As its rivals are steaming into streaming, Comcast is said to be prepping a potential over-the-top (OTT) service of its own.
People familiar with the situation have told the Bloomberg news agency that the cable giant — the largest in the US — is looking to have the service ready in its back pocket as a competitive answer to cord-cutting as well as a way to offer service out-of-market, just as AT&T has done with DirecTV Now.
The sources said that Comcast will be taking advantage of “most favoured” clauses in contracts with programmers, which gives it digital rights to content. In other cases, including with ESPN and CBS, new streaming rights will need to be negotiated. That said, there are no concrete plans for a commercial rollout according to one source — for now, the MSO is still focused on increasing market share for its DOCSIS-based Xfinity home services.
Matt Strauss, Comcast’s executive vice president for video services, said as much at a conference in November, cited by Bloomberg: “When you really try to evaluate the business model, we have not seen one that really gives us confidence that this is a real priority for us,” he said. “There is significantly more upside and profitability in going deeper and deeper into our base first versus following a video-only offering OTT.”

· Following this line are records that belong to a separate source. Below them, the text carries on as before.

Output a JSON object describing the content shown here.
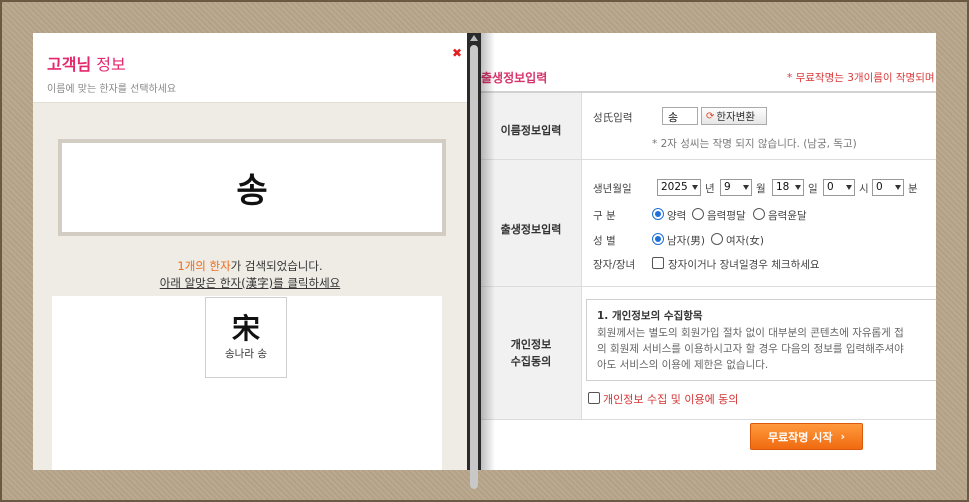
{
  "popup": {
    "title_main": "고객님",
    "title_rest": " 정보",
    "subtitle": "이름에 맞는 한자를 선택하세요",
    "close_icon": "✖",
    "name": "송",
    "result_count": "1개의 한자",
    "result_suffix": "가 검색되었습니다.",
    "instruction": "아래 알맞은 한자(漢字)를 클릭하세요",
    "hanja_items": [
      {
        "char": "宋",
        "meaning": "송나라 송"
      }
    ]
  },
  "form": {
    "title": "출생정보입력",
    "note": "* 무료작명는 3개이름이 작명되며",
    "sections": {
      "name": {
        "label": "이름정보입력",
        "surname_label": "성氏입력",
        "surname_value": "송",
        "hanja_button": "한자변환",
        "hint": "* 2자 성씨는 작명 되지 않습니다. (남궁, 독고)"
      },
      "birth": {
        "label": "출생정보입력",
        "date_label": "생년월일",
        "year": "2025",
        "year_unit": "년",
        "month": "9",
        "month_unit": "월",
        "day": "18",
        "day_unit": "일",
        "hour": "0",
        "hour_unit": "시",
        "minute": "0",
        "minute_unit": "분",
        "calendar_label": "구 분",
        "calendar_options": [
          "양력",
          "음력평달",
          "음력윤달"
        ],
        "gender_label": "성 별",
        "gender_options": [
          "남자(男)",
          "여자(女)"
        ],
        "eldest_label": "장자/장녀",
        "eldest_text": "장자이거나 장녀일경우 체크하세요"
      },
      "privacy": {
        "label_line1": "개인정보",
        "label_line2": "수집동의",
        "box_title": "1. 개인정보의 수집항목",
        "box_lines": [
          "회원께서는 별도의 회원가입 절차 없이 대부분의 콘텐츠에 자유롭게 접",
          "의 회원제 서비스를 이용하시고자 할 경우 다음의 정보를 입력해주셔야",
          "아도 서비스의 이용에 제한은 없습니다."
        ],
        "agree_text": "개인정보 수집 및 이용에 동의"
      }
    },
    "submit": "무료작명 시작",
    "submit_icon": "›"
  }
}
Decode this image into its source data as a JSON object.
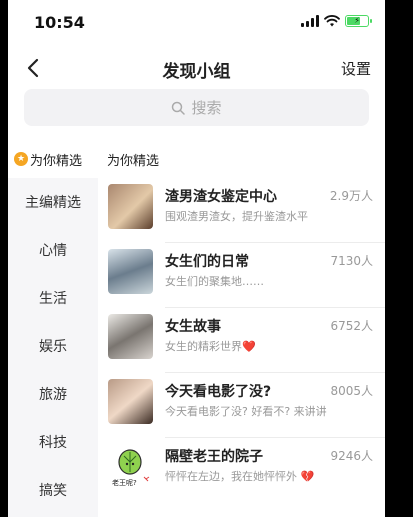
{
  "status_bar": {
    "time": "10:54"
  },
  "nav": {
    "title": "发现小组",
    "settings_label": "设置"
  },
  "search": {
    "placeholder": "搜索"
  },
  "sidebar": {
    "header": "为你精选",
    "items": [
      {
        "label": "主编精选"
      },
      {
        "label": "心情"
      },
      {
        "label": "生活"
      },
      {
        "label": "娱乐"
      },
      {
        "label": "旅游"
      },
      {
        "label": "科技"
      },
      {
        "label": "搞笑"
      }
    ]
  },
  "main": {
    "header": "为你精选",
    "groups": [
      {
        "name": "渣男渣女鉴定中心",
        "count": "2.9万人",
        "desc": "围观渣男渣女，提升鉴渣水平"
      },
      {
        "name": "女生们的日常",
        "count": "7130人",
        "desc": "女生们的聚集地……"
      },
      {
        "name": "女生故事",
        "count": "6752人",
        "desc": "女生的精彩世界❤️"
      },
      {
        "name": "今天看电影了没?",
        "count": "8005人",
        "desc": "今天看电影了没? 好看不? 来讲讲"
      },
      {
        "name": "隔壁老王的院子",
        "count": "9246人",
        "desc": "怦怦在左边，我在她怦怦外 💔",
        "thumb_text": "老王呢?"
      }
    ]
  },
  "colors": {
    "accent_star": "#f5a623",
    "battery": "#4cd964"
  }
}
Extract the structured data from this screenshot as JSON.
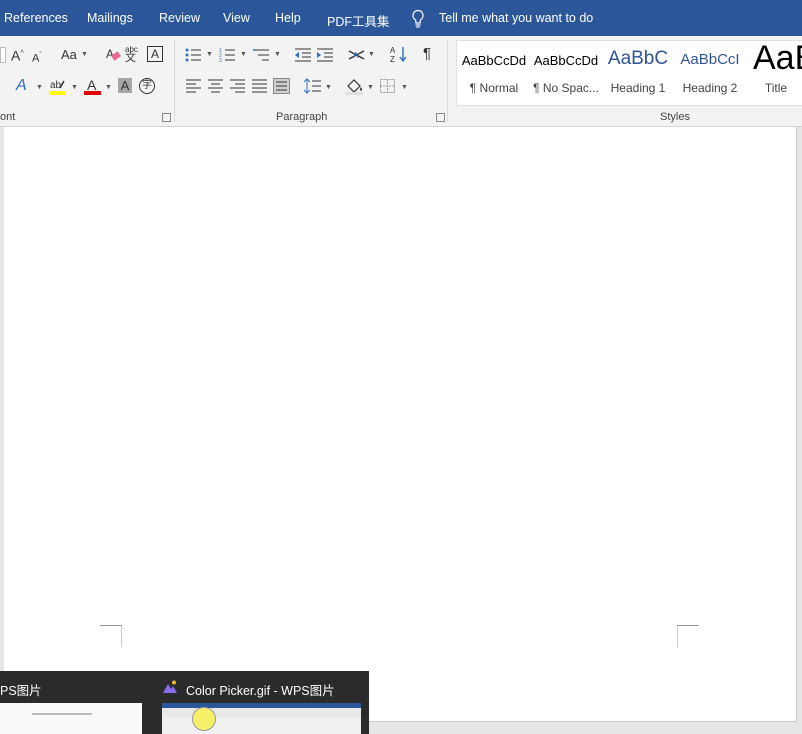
{
  "tabs": {
    "references": "References",
    "mailings": "Mailings",
    "review": "Review",
    "view": "View",
    "help": "Help",
    "pdf": "PDF工具集"
  },
  "tell_me": "Tell me what you want to do",
  "font_group": {
    "label": "ont",
    "grow_font": "A",
    "shrink_font": "A",
    "change_case": "Aa",
    "text_effects": "A",
    "font_color": "A",
    "char_shading": "A",
    "char_border": "A",
    "phonetic": "abc",
    "enclose": "字",
    "highlight_color": "#ffff00",
    "font_color_value": "#e00000"
  },
  "paragraph_group": {
    "label": "Paragraph",
    "show_marks": "¶"
  },
  "styles_group": {
    "label": "Styles",
    "items": [
      {
        "sample": "AaBbCcDd",
        "name": "¶ Normal"
      },
      {
        "sample": "AaBbCcDd",
        "name": "¶ No Spac..."
      },
      {
        "sample": "AaBbC",
        "name": "Heading 1"
      },
      {
        "sample": "AaBbCcI",
        "name": "Heading 2"
      },
      {
        "sample": "AaB",
        "name": "Title"
      }
    ]
  },
  "taskbar": {
    "items": [
      {
        "title": "PS图片"
      },
      {
        "title": "Color Picker.gif - WPS图片"
      }
    ]
  },
  "colors": {
    "ribbon_tab_bg": "#2b579a",
    "heading_blue": "#2f5496",
    "thumb_bg": "#2b2b2b"
  }
}
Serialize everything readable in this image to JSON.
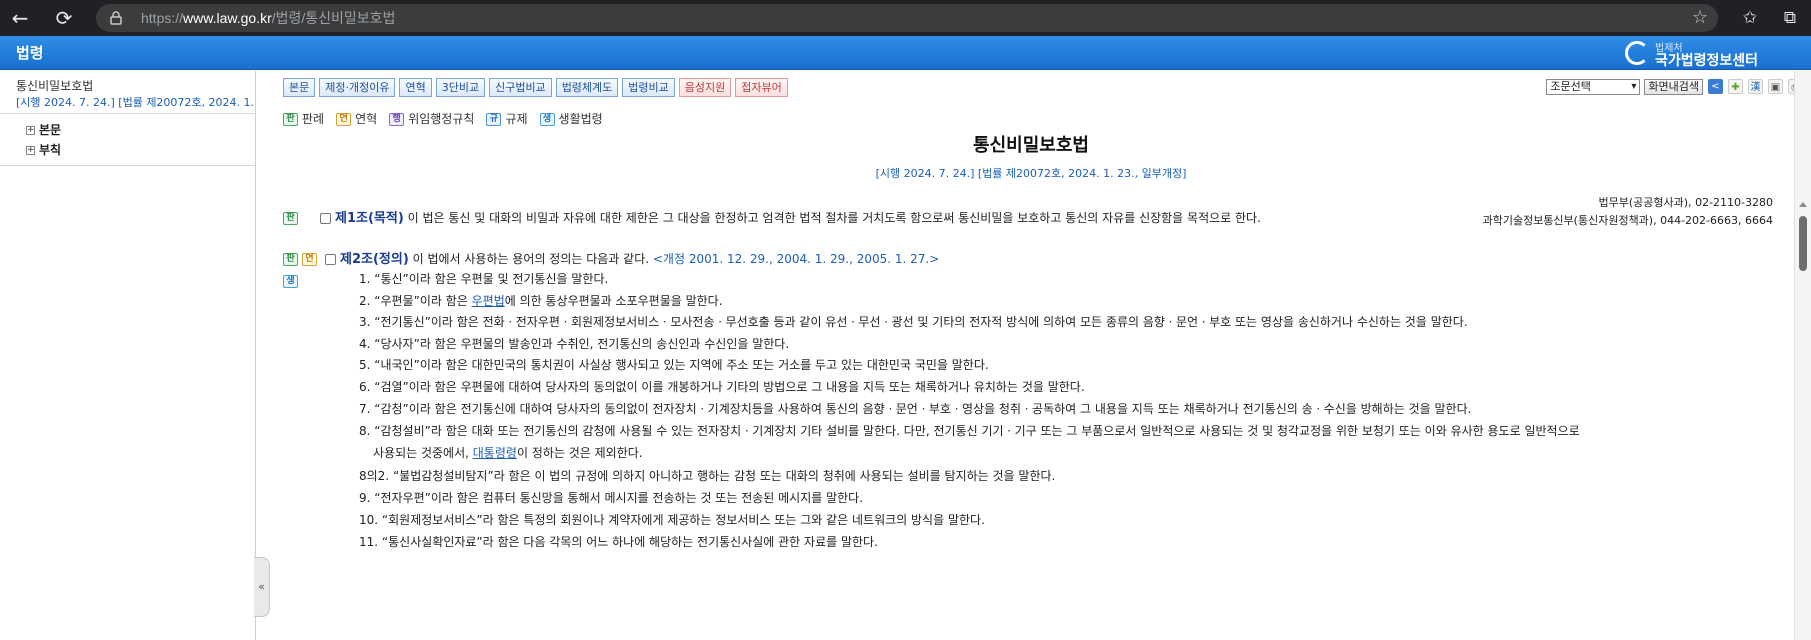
{
  "browser": {
    "url_prefix": "https://",
    "url_domain": "www.law.go.kr",
    "url_path": "/법령/통신비밀보호법"
  },
  "header": {
    "title": "법령",
    "logo_small": "법제처",
    "logo_big": "국가법령정보센터"
  },
  "sidebar": {
    "law_name": "통신비밀보호법",
    "law_date": "[시행 2024. 7. 24.] [법률 제20072호, 2024. 1. 23., 일부개정]",
    "tree": [
      {
        "label": "본문"
      },
      {
        "label": "부칙"
      }
    ]
  },
  "toolbar": {
    "buttons": [
      "본문",
      "제정·개정이유",
      "연혁",
      "3단비교",
      "신구법비교",
      "법령체계도",
      "법령비교",
      "음성지원",
      "접자뷰어"
    ],
    "select_value": "조문선택",
    "search_button": "화면내검색"
  },
  "legend": [
    {
      "tag": "판",
      "label": "판례"
    },
    {
      "tag": "연",
      "label": "연혁"
    },
    {
      "tag": "행",
      "label": "위임행정규칙"
    },
    {
      "tag": "규",
      "label": "규제"
    },
    {
      "tag": "생",
      "label": "생활법령"
    }
  ],
  "law": {
    "title": "통신비밀보호법",
    "date": "[시행 2024. 7. 24.] [법률 제20072호, 2024. 1. 23., 일부개정]",
    "ministry": [
      "법무부(공공형사과), 02-2110-3280",
      "과학기술정보통신부(통신자원정책과), 044-202-6663, 6664"
    ],
    "article1": {
      "tag": "판",
      "head": "제1조(목적)",
      "text": " 이 법은 통신 및 대화의 비밀과 자유에 대한 제한은 그 대상을 한정하고 엄격한 법적 절차를 거치도록 함으로써 통신비밀을 보호하고 통신의 자유를 신장함을 목적으로 한다."
    },
    "article2": {
      "tags": [
        "판",
        "연",
        "생"
      ],
      "head": "제2조(정의)",
      "text": " 이 법에서 사용하는 용어의 정의는 다음과 같다. ",
      "amend": "<개정 2001. 12. 29., 2004. 1. 29., 2005. 1. 27.>",
      "items": [
        {
          "text": "1. “통신”이라 함은 우편물 및 전기통신을 말한다."
        },
        {
          "pre": "2. “우편물”이라 함은 ",
          "link": "우편법",
          "post": "에 의한 통상우편물과 소포우편물을 말한다."
        },
        {
          "text": "3. “전기통신”이라 함은 전화ㆍ전자우편ㆍ회원제정보서비스ㆍ모사전송ㆍ무선호출 등과 같이 유선ㆍ무선ㆍ광선 및 기타의 전자적 방식에 의하여 모든 종류의 음향ㆍ문언ㆍ부호 또는 영상을 송신하거나 수신하는 것을 말한다."
        },
        {
          "text": "4. “당사자”라 함은 우편물의 발송인과 수취인, 전기통신의 송신인과 수신인을 말한다."
        },
        {
          "text": "5. “내국인”이라 함은 대한민국의 통치권이 사실상 행사되고 있는 지역에 주소 또는 거소를 두고 있는 대한민국 국민을 말한다."
        },
        {
          "text": "6. “검열”이라 함은 우편물에 대하여 당사자의 동의없이 이를 개봉하거나 기타의 방법으로 그 내용을 지득 또는 채록하거나 유치하는 것을 말한다."
        },
        {
          "text": "7. “감청”이라 함은 전기통신에 대하여 당사자의 동의없이 전자장치ㆍ기계장치등을 사용하여 통신의 음향ㆍ문언ㆍ부호ㆍ영상을 청취ㆍ공독하여 그 내용을 지득 또는 채록하거나 전기통신의 송ㆍ수신을 방해하는 것을 말한다."
        },
        {
          "text": "8. “감청설비”라 함은 대화 또는 전기통신의 감청에 사용될 수 있는 전자장치ㆍ기계장치 기타 설비를 말한다. 다만, 전기통신 기기ㆍ기구 또는 그 부품으로서 일반적으로 사용되는 것 및 청각교정을 위한 보청기 또는 이와 유사한 용도로 일반적으로"
        },
        {
          "pre": "사용되는 것중에서, ",
          "link": "대통령령",
          "post": "이 정하는 것은 제외한다.",
          "indent": true
        },
        {
          "text": "8의2. “불법감청설비탐지”라 함은 이 법의 규정에 의하지 아니하고 행하는 감청 또는 대화의 청취에 사용되는 설비를 탐지하는 것을 말한다."
        },
        {
          "text": "9. “전자우편”이라 함은 컴퓨터 통신망을 통해서 메시지를 전송하는 것 또는 전송된 메시지를 말한다."
        },
        {
          "text": "10. “회원제정보서비스”라 함은 특정의 회원이나 계약자에게 제공하는 정보서비스 또는 그와 같은 네트워크의 방식을 말한다."
        },
        {
          "text": "11. “통신사실확인자료”라 함은 다음 각목의 어느 하나에 해당하는 전기통신사실에 관한 자료를 말한다."
        }
      ]
    }
  }
}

Comcast has added a competitive chip on the OTT front already by embedding Netflix within the Xfinity X1 interface, and by offering a TV app for Roku devices. But if the skinny TV phenomenon grows — DirecTV Now added an impressive 200,000 subscribers in the fourth quarter — its hand may be forced. These packages offer live TV channels and video-on-demand in a streaming format, usually for under $40 for 60 or so channels. It’s an appealing model for the cost-conscious, millennials and those that want basic entertainment without all of the clutter of a typical 200+-channel cable tier. In addition to DirecTV Now, DISH has an offering (Sling TV), as does Sony with PlayStation Vue. And, both Hulu and YouTube will soon launch their own offerings.